  • Prune mango trees after harvest to keep them compact and manageable.
  • Plant certified disease-free strawberries in April. Rejuvenate existing plants by cutting them back, fertilising, mulching and watering. Plants older than three years tire out and become less productive, so replace them with new runners.



  • Plant long-maturing cauliflower and Brussels sprouts early. They need at least four to five months of cool conditions to mature.
  • Treat dry and moisture-repellent soils with an organically certified wetting agent. This will make your watering far more effective and get your new season’s crops off to a good start.
  • Look out for snails and slugs after autumn rains. Be diligent about removing what you can by hand and protect precious new seedlings with natural baits and traps.
  • Plant citrus early into raised mounds of compost-enriched soil. They will settle in nicely before winter.
  • Prune stone fruits lightly to tidy them up and keep them manageable.
  • Shield valued plants from locust and grasshopper attack with barriers of protective netting.


Warm Temperate
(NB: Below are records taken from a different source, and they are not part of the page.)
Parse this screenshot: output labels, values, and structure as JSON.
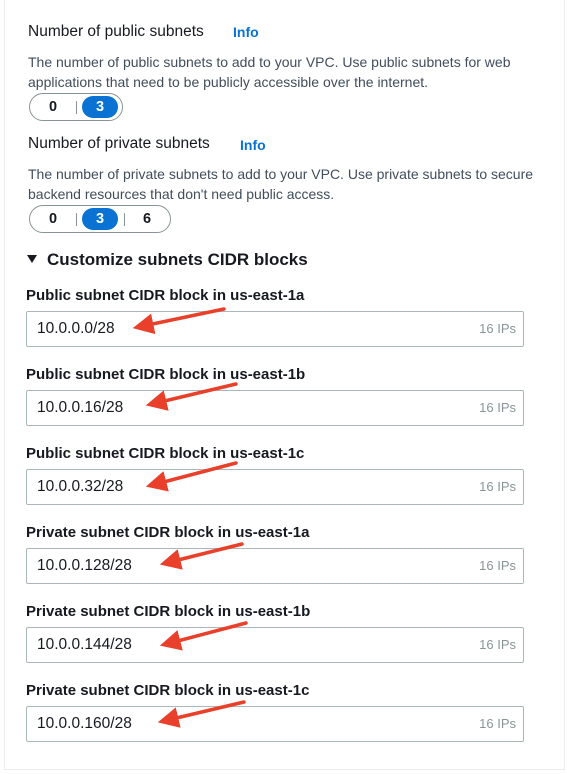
{
  "public_subnets": {
    "label": "Number of public subnets",
    "info": "Info",
    "description": "The number of public subnets to add to your VPC. Use public subnets for web applications that need to be publicly accessible over the internet.",
    "options": [
      "0",
      "3"
    ],
    "selected": "3"
  },
  "private_subnets": {
    "label": "Number of private subnets",
    "info": "Info",
    "description": "The number of private subnets to add to your VPC. Use private subnets to secure backend resources that don't need public access.",
    "options": [
      "0",
      "3",
      "6"
    ],
    "selected": "3"
  },
  "customize": {
    "label": "Customize subnets CIDR blocks",
    "expanded": true
  },
  "cidr_fields": [
    {
      "label": "Public subnet CIDR block in us-east-1a",
      "value": "10.0.0.0/28",
      "suffix": "16 IPs"
    },
    {
      "label": "Public subnet CIDR block in us-east-1b",
      "value": "10.0.0.16/28",
      "suffix": "16 IPs"
    },
    {
      "label": "Public subnet CIDR block in us-east-1c",
      "value": "10.0.0.32/28",
      "suffix": "16 IPs"
    },
    {
      "label": "Private subnet CIDR block in us-east-1a",
      "value": "10.0.0.128/28",
      "suffix": "16 IPs"
    },
    {
      "label": "Private subnet CIDR block in us-east-1b",
      "value": "10.0.0.144/28",
      "suffix": "16 IPs"
    },
    {
      "label": "Private subnet CIDR block in us-east-1c",
      "value": "10.0.0.160/28",
      "suffix": "16 IPs"
    }
  ],
  "colors": {
    "accent": "#0972d3",
    "annotation_arrow": "#e8402a"
  }
}
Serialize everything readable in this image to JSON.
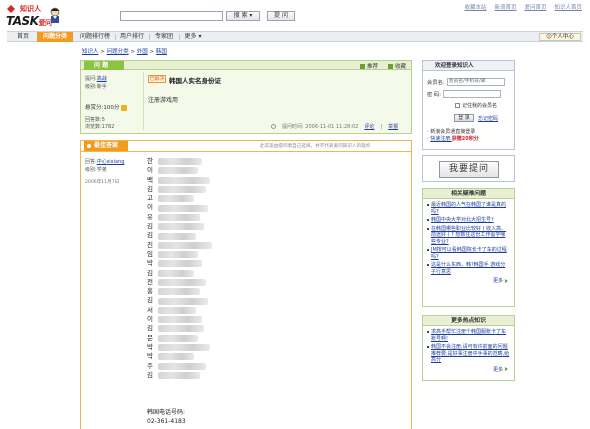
{
  "logo": {
    "top_text": "知识人",
    "main_text": "TASK",
    "sub_text": "爱问"
  },
  "top_links": [
    "收藏本站",
    "新浪首页",
    "爱问首页",
    "知识人首页"
  ],
  "search": {
    "button_label": "搜 索",
    "dropdown_icon": "chevron-down-icon",
    "ask_label": "提 问"
  },
  "nav": {
    "items": [
      "首页",
      "问题分类",
      "问题排行榜",
      "用户排行",
      "专家团",
      "更多"
    ],
    "active_index": 1,
    "user_center": "个人中心"
  },
  "breadcrumb": [
    "知识人",
    "问题分类",
    "外国",
    "韩国"
  ],
  "question": {
    "tab_label": "问 题",
    "actions": [
      "推荐",
      "收藏"
    ],
    "asker_label": "提问:",
    "asker_name": "高战",
    "level_label": "级别:",
    "level_value": "新手",
    "score_label": "悬赏分:",
    "score_value": "100分",
    "answers_label": "回答数:",
    "answers_value": "5",
    "views_label": "浏览数:",
    "views_value": "1782",
    "status_badge": "已解决",
    "title": "韩国人实名身份证",
    "description": "注册游戏用",
    "time_label": "提问时间:",
    "time_value": "2006-11-01 11:28:02",
    "comment_link": "评论",
    "report_link": "举报"
  },
  "note": "此答案由提问者自己选择，并不代表爱问知识人的观点",
  "best_answer": {
    "tab_label": "最佳答案",
    "answerer_label": "回答:",
    "answerer_name": "中心sixiang",
    "level_label": "级别:",
    "level_value": "学弟",
    "date": "2006年11月7日",
    "lines": [
      "한",
      "이",
      "백",
      "김",
      "고",
      "이",
      "유",
      "김",
      "김",
      "진",
      "임",
      "박",
      "김",
      "전",
      "홍",
      "김",
      "서",
      "이",
      "김",
      "문",
      "박",
      "박",
      "주",
      "김"
    ],
    "tail_lines": [
      "韩国电话号码:",
      "02-361-4183"
    ]
  },
  "login": {
    "title": "欢迎登录知识人",
    "member_label": "会员名:",
    "member_placeholder": "会员名/手机号/邮",
    "password_label": "密  码:",
    "remember_label": "记住我的会员名",
    "login_button": "登 录",
    "forgot_link": "忘记密码",
    "tip_1": "新浪会员通直接登录",
    "tip_2_link": "快速注册,",
    "tip_2_red": "获赠20积分"
  },
  "ask_big_label": "我要提问",
  "related": {
    "title": "相关疑难问题",
    "items": [
      "最近韩国的人气在韩国了谁是真的吗?",
      "韩国中央大学对北大招生号?",
      "在韩国哪些职业比较好 ( 收入高、前途好 ) ? 想数往这份工作需学哪些专业?",
      "JM按可以看韩国院长卡了车的过程吗?",
      "这是什么东西，韩?韩国手 游戏分子行意思"
    ],
    "more": "更多"
  },
  "hot": {
    "title": "更多热点知识",
    "items": [
      "求高手帮忙注册个韩国服账卡了车账号啊!",
      "韩国不会注册,请可有许前面的问题推荐要,是好事注册中手事的范畴,给高分"
    ],
    "more": "更多"
  }
}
  • Launch into the new season with a quick crop of Asian greens, ready for picking in just six to eight weeks. Sow seed thicker than recommended and eat the thinnings as they grow.
  • Shape edible fig trees by removing overcrowded and inward-growing branches. The white sap can irritate the skin so wear gloves and long sleeves.
  • Take cuttings from tired and overgrown herbs to create new plants. Rosemary, thyme, sage, oregano and lavender strike readily now.
  • Prepare soil well for planting garlic. Look for locally grown planting stock 
  • at farmers’ markets or contact mail-order suppliers.
  • Citrus leafminer damage looks ugly, but most established trees can cope. Prune off some of the worst affected growth and to avoid future attack, make note to spray new growth with horticultural oil next summer.


Cool Temperate

  • Dig in plenty of compost when sowing broad bean seeds. They will need a support – drive in four stakes around the border of the planting and string twine around the outside and through the middle.
  • Protect pear and apple trees from codling moth by setting pheromone traps and fitting grease bands. Pick up spoiled fruit daily and bury at least half a metre deep to break the cycle of recurring attacks.
  • Cut spent raspberry canes to ground level to encourage new growth.
  • Empty compost bins to make way 
  • for autumn leaves. If you don’t have a bin, now is the time to set up a space to pile and compost leaves or use them as mulch on garden beds.
  • Clean and sterilise preserving bottles and make the most of your excess summer fruits.